(REQUIRED WORK):
When you reach the line containing "Extract the structured" in the records below, set it down exactly, together with every later line through the end, but not the pictures.

▬▬▬▬▬▬▬▬▬▬

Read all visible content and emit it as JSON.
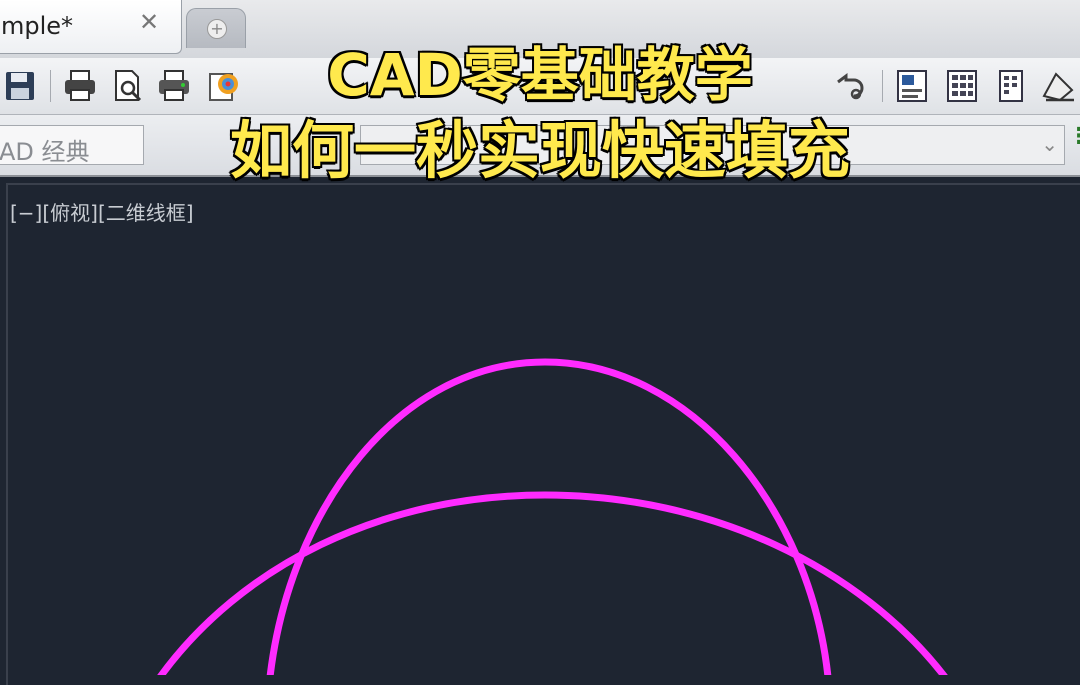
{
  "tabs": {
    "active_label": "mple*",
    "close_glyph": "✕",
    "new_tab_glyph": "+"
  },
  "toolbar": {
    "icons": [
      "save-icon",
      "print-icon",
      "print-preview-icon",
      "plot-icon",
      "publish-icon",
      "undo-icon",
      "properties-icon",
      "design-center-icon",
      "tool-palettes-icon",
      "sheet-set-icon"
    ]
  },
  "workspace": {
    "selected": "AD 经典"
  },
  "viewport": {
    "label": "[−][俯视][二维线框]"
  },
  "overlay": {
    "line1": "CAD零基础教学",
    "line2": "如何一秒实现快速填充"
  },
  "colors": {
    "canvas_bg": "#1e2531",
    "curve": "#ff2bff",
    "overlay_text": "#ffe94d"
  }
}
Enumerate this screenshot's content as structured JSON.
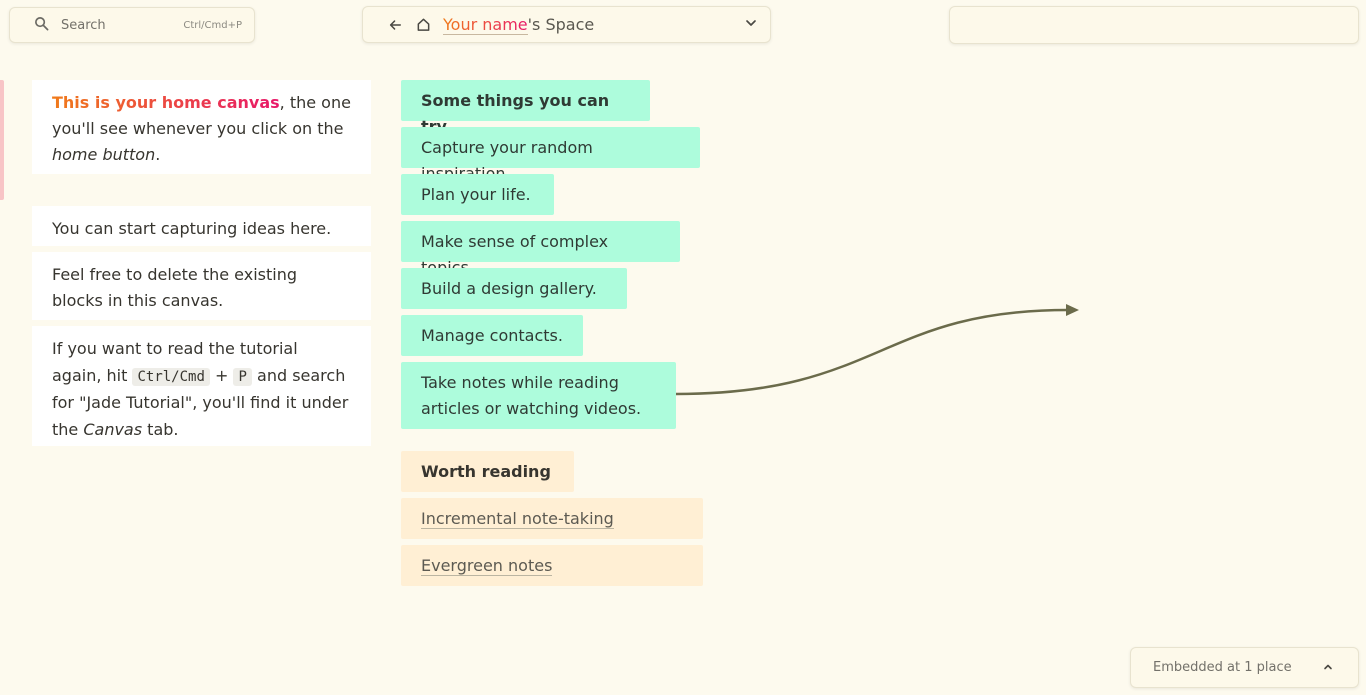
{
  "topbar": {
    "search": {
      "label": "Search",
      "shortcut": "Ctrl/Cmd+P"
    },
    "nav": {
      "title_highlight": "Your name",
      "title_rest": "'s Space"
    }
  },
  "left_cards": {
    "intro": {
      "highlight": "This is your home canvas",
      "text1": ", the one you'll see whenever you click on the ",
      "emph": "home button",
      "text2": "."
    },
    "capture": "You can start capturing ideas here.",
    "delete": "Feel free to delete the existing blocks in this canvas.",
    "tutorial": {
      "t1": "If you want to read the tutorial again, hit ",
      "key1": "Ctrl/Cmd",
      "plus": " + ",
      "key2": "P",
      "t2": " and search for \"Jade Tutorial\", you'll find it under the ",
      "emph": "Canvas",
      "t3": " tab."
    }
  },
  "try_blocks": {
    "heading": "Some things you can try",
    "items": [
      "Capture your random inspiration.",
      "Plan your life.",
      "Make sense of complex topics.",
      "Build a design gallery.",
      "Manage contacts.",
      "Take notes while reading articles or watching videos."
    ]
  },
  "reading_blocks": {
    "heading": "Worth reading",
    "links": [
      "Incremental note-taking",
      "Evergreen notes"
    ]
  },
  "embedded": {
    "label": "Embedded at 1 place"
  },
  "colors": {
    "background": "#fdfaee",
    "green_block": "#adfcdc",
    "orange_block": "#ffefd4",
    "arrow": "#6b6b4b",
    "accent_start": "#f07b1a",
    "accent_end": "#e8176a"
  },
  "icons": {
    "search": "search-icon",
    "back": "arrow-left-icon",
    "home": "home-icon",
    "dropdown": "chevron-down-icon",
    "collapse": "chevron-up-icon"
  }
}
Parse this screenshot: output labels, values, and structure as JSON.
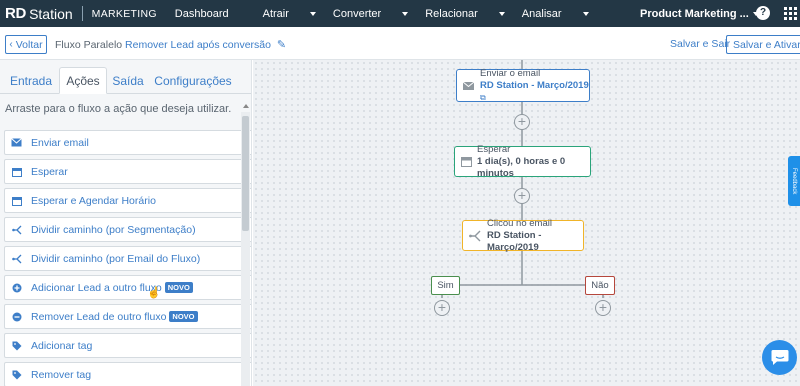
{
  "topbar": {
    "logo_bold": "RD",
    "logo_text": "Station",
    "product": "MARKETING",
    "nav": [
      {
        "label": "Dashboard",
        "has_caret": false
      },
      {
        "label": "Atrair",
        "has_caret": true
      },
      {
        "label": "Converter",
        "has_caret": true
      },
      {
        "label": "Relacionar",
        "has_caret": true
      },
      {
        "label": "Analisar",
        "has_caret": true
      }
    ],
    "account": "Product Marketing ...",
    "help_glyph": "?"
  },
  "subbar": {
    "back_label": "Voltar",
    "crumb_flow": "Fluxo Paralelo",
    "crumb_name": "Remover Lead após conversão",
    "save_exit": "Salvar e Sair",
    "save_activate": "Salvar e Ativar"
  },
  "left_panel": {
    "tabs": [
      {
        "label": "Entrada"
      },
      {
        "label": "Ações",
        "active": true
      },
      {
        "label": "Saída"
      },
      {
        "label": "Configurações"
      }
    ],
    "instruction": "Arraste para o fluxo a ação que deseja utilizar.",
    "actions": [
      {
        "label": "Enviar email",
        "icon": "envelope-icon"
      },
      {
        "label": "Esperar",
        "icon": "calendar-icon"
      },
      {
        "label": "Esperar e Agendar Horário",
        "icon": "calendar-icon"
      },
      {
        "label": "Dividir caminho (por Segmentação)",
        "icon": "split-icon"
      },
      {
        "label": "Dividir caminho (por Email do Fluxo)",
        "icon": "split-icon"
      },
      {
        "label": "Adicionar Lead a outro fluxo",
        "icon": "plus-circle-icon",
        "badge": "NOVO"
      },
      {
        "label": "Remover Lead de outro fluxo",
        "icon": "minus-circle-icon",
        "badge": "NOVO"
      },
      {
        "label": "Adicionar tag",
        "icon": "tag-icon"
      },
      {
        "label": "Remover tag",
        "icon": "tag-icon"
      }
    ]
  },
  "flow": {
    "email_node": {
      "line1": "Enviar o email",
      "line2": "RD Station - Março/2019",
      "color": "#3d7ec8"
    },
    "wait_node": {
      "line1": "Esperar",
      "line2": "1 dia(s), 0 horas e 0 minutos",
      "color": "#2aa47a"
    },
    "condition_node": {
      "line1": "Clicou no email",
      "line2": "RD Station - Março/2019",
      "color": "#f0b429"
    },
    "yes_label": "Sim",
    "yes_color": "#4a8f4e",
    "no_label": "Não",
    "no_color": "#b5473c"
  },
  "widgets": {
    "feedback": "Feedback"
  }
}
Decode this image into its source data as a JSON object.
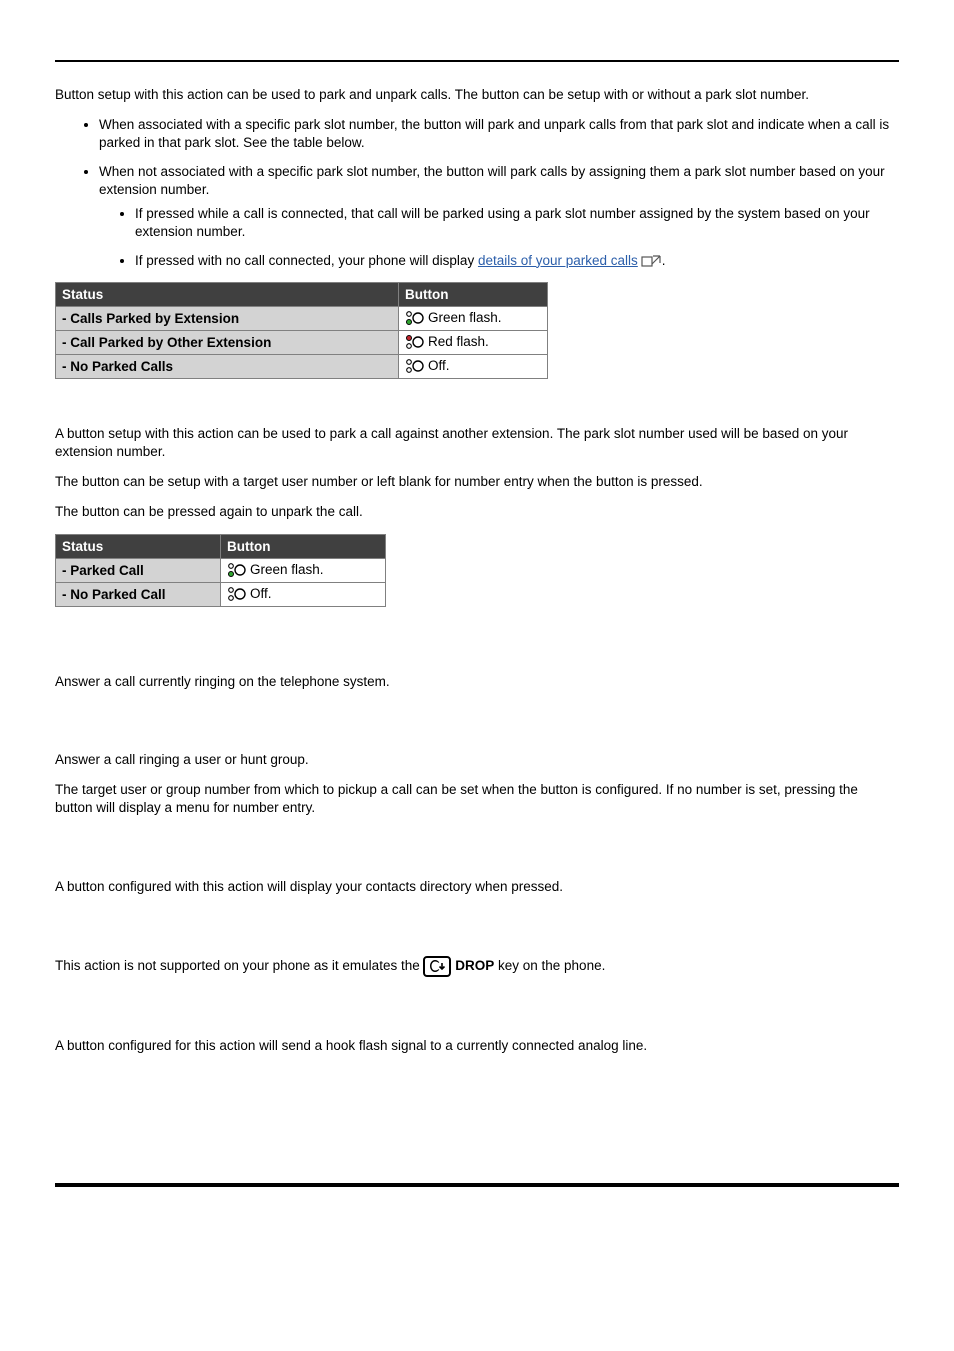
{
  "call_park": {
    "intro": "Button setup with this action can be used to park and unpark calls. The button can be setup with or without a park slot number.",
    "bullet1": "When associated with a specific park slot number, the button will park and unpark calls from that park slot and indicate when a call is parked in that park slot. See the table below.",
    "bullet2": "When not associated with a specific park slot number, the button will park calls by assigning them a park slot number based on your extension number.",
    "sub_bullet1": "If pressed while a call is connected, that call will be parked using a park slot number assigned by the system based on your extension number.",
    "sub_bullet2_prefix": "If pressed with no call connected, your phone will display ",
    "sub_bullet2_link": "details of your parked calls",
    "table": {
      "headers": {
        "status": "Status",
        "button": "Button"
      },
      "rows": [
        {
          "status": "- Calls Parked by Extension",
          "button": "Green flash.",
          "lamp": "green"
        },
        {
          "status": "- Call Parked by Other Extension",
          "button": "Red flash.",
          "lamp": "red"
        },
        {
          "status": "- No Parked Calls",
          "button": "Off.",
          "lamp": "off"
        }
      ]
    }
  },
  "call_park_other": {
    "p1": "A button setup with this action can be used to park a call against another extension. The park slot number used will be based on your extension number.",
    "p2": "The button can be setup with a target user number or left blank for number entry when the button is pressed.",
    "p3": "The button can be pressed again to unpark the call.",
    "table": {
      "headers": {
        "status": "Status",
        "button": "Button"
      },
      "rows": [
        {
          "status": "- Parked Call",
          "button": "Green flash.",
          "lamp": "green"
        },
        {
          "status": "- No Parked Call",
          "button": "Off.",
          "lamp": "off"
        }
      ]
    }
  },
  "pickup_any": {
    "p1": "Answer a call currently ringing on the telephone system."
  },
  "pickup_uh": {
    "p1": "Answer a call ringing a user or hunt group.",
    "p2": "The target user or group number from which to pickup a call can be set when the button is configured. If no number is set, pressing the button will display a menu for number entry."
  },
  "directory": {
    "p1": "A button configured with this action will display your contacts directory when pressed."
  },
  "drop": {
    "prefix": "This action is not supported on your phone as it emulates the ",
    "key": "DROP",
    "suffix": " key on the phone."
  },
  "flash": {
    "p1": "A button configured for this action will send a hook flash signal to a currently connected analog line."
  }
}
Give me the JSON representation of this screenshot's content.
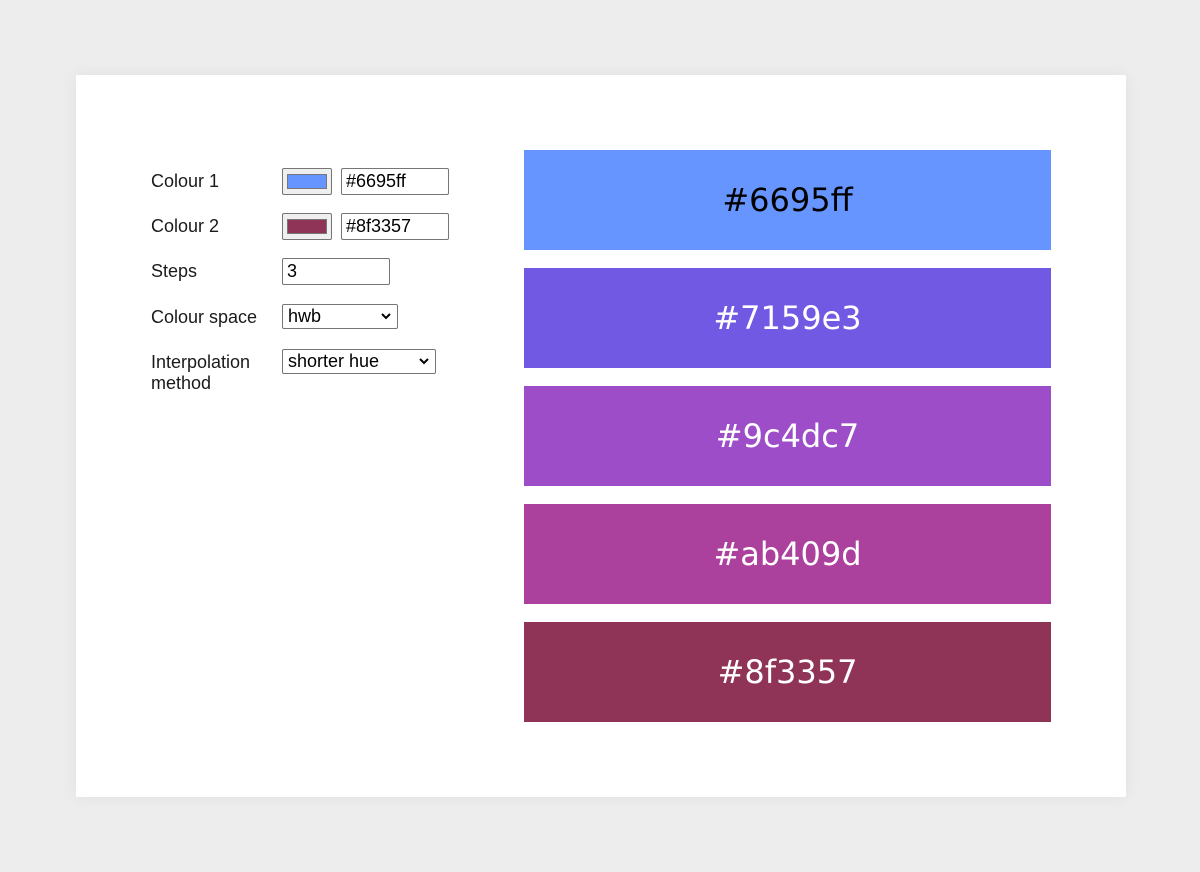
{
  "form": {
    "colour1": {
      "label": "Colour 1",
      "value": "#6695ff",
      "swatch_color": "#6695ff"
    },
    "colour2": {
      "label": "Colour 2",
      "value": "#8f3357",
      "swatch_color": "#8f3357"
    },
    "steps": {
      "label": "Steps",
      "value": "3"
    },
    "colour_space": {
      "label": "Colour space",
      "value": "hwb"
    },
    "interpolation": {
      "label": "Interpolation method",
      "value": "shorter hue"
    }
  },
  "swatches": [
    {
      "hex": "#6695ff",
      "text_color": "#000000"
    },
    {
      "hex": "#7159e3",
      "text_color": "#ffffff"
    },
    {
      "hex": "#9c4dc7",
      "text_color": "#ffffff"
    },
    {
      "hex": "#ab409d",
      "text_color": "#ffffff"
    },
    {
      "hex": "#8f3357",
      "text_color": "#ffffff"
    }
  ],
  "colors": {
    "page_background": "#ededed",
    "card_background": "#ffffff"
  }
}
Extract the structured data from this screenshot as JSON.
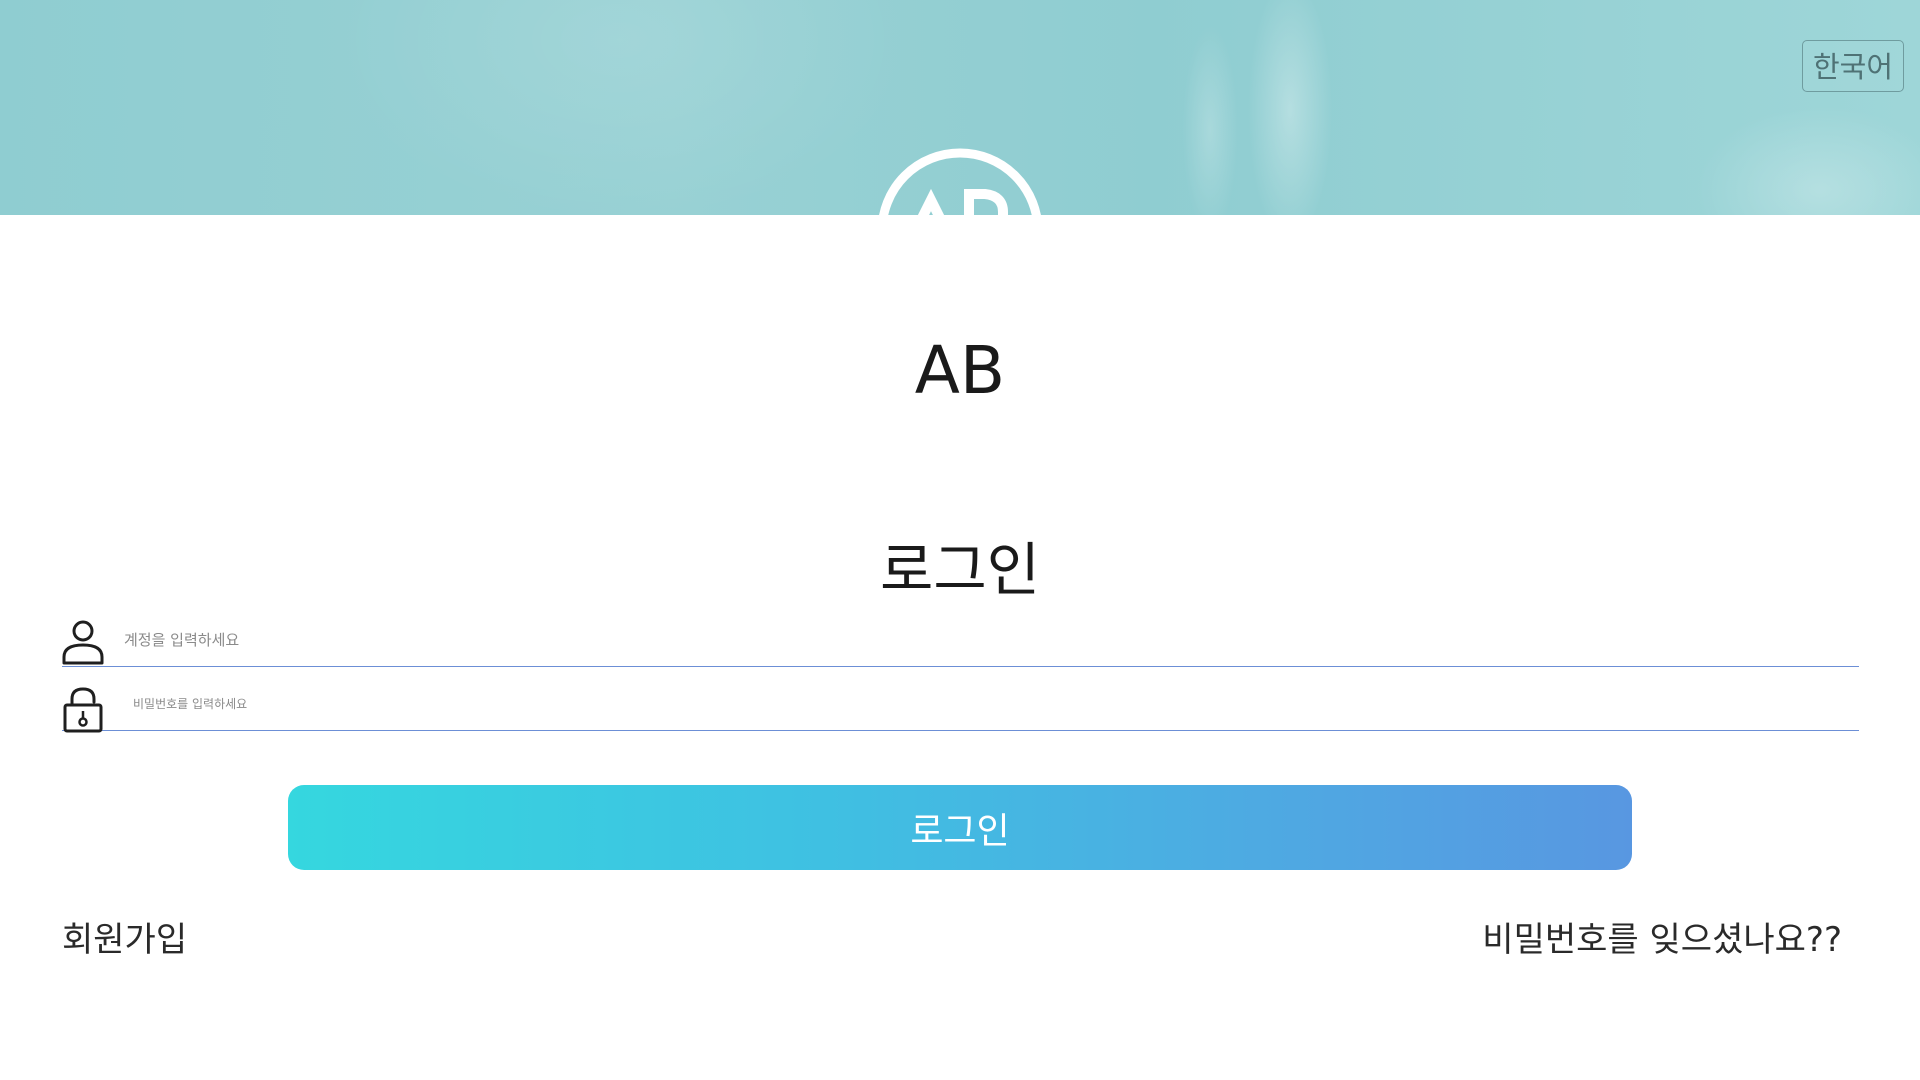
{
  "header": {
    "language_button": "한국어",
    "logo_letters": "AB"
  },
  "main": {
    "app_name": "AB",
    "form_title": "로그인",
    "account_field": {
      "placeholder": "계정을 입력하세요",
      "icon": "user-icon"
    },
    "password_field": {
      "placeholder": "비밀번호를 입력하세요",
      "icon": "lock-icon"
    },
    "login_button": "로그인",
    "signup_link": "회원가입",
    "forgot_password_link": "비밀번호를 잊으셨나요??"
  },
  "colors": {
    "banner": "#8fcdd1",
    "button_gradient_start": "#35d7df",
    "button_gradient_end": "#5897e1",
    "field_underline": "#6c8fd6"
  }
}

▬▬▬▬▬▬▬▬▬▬

(EXERCISE OUTPUT):
Extract the structured data from this screenshot as JSON.
{
  "header": {
    "language_button": "한국어",
    "logo_letters": "AB"
  },
  "main": {
    "app_name": "AB",
    "form_title": "로그인",
    "account_field": {
      "placeholder": "계정을 입력하세요",
      "icon": "user-icon"
    },
    "password_field": {
      "placeholder": "비밀번호를 입력하세요",
      "icon": "lock-icon"
    },
    "login_button": "로그인",
    "signup_link": "회원가입",
    "forgot_password_link": "비밀번호를 잊으셨나요??"
  },
  "colors": {
    "banner": "#8fcdd1",
    "button_gradient_start": "#35d7df",
    "button_gradient_end": "#5897e1",
    "field_underline": "#6c8fd6"
  }
}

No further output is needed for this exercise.